On a recent sunny afternoon, dozens of people gathered for lunch in Jaywick, near Clacton-on-Sea, where residents paid £1.50 (about $2) as volunteers served tea, coffee and a two course meal. Some people declined to discuss their finances, citing the event as an escape from a source of stress.

It was the social highlight of the week for Patricia Hutton, 89, a resident of Jaywick, who said events like this had brought her through times of crisis. Like everyone else, his bills went up, but with his arthritis and some mobility issues, it was hard to keep the heat and the lights off.

“I pay all my bills by direct debit, and if there’s no more money for food, there’s no more money for food,” she said.

Her friend Jennifer Belcher, 67, started going out early in the morning and buying discounted food as it was due to expire soon in order to help Ms Hutton reduce her grocery spending. “We’ve saved him almost £40 a month on his purchases,” she said.

Ms Belcher’s own energy bill more than doubled in the past month, she said. Now holidays are a thing of the past, as is shopping for new shoes and clothes. “Is our retirement in line with that? Is that the devil!” she said.

In a country where excess winter deaths number in the tens of thousands, warmer weather has blunted some of the strength.

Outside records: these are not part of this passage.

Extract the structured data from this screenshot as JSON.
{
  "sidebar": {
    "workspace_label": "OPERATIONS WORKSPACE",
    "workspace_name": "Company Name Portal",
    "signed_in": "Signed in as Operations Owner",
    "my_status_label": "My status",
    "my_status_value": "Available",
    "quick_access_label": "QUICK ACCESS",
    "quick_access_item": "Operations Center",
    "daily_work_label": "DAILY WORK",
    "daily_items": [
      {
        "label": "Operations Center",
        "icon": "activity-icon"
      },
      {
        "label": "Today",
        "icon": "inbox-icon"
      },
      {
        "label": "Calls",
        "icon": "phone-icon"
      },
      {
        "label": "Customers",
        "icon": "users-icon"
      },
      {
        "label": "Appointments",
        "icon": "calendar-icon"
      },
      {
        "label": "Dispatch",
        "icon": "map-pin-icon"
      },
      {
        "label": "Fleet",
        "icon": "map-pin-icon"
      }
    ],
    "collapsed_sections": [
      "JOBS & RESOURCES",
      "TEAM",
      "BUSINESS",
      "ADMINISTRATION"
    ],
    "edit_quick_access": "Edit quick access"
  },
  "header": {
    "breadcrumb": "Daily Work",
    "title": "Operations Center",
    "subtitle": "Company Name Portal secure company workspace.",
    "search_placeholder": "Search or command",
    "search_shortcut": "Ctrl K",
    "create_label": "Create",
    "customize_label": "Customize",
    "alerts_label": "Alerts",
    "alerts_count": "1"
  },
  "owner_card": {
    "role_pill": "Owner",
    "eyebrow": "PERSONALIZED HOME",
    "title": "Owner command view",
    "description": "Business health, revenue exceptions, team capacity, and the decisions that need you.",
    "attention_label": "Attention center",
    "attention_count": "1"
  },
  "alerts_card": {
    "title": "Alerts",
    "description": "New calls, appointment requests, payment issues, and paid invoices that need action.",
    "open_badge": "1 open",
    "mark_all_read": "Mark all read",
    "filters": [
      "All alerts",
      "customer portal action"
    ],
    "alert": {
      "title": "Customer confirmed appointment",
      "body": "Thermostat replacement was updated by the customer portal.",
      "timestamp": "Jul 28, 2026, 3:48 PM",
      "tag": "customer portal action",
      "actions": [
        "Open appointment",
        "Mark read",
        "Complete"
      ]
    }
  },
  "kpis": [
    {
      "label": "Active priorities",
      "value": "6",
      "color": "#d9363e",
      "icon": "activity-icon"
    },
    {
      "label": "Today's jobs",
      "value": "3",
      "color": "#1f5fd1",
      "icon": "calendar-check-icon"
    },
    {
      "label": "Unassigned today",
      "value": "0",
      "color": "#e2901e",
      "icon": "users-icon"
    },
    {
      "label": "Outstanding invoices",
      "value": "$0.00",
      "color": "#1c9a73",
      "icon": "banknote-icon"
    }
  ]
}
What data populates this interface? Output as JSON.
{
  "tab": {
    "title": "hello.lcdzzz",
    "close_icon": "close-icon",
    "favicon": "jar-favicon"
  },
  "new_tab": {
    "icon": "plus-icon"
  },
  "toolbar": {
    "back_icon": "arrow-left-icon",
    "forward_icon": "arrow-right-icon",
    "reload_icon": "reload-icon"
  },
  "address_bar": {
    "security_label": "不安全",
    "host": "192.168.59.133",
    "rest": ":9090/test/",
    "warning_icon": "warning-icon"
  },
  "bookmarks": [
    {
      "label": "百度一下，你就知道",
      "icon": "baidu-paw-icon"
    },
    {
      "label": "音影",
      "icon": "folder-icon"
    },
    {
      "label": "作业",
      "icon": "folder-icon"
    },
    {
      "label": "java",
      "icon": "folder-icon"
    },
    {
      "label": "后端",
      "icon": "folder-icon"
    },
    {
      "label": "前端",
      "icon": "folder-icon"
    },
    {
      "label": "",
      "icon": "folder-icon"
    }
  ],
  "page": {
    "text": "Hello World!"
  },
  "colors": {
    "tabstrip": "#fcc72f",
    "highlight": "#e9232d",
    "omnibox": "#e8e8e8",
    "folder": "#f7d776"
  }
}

But for many Britons wary of the tough choices the colder months will bring, summer will be hard to enjoy.

“Next winter, what are we going to do? said Mrs. Belcher. “Make a fire in the garden?

Eshe Nelson contributed report.

Leave a Reply

Your email address will not be published.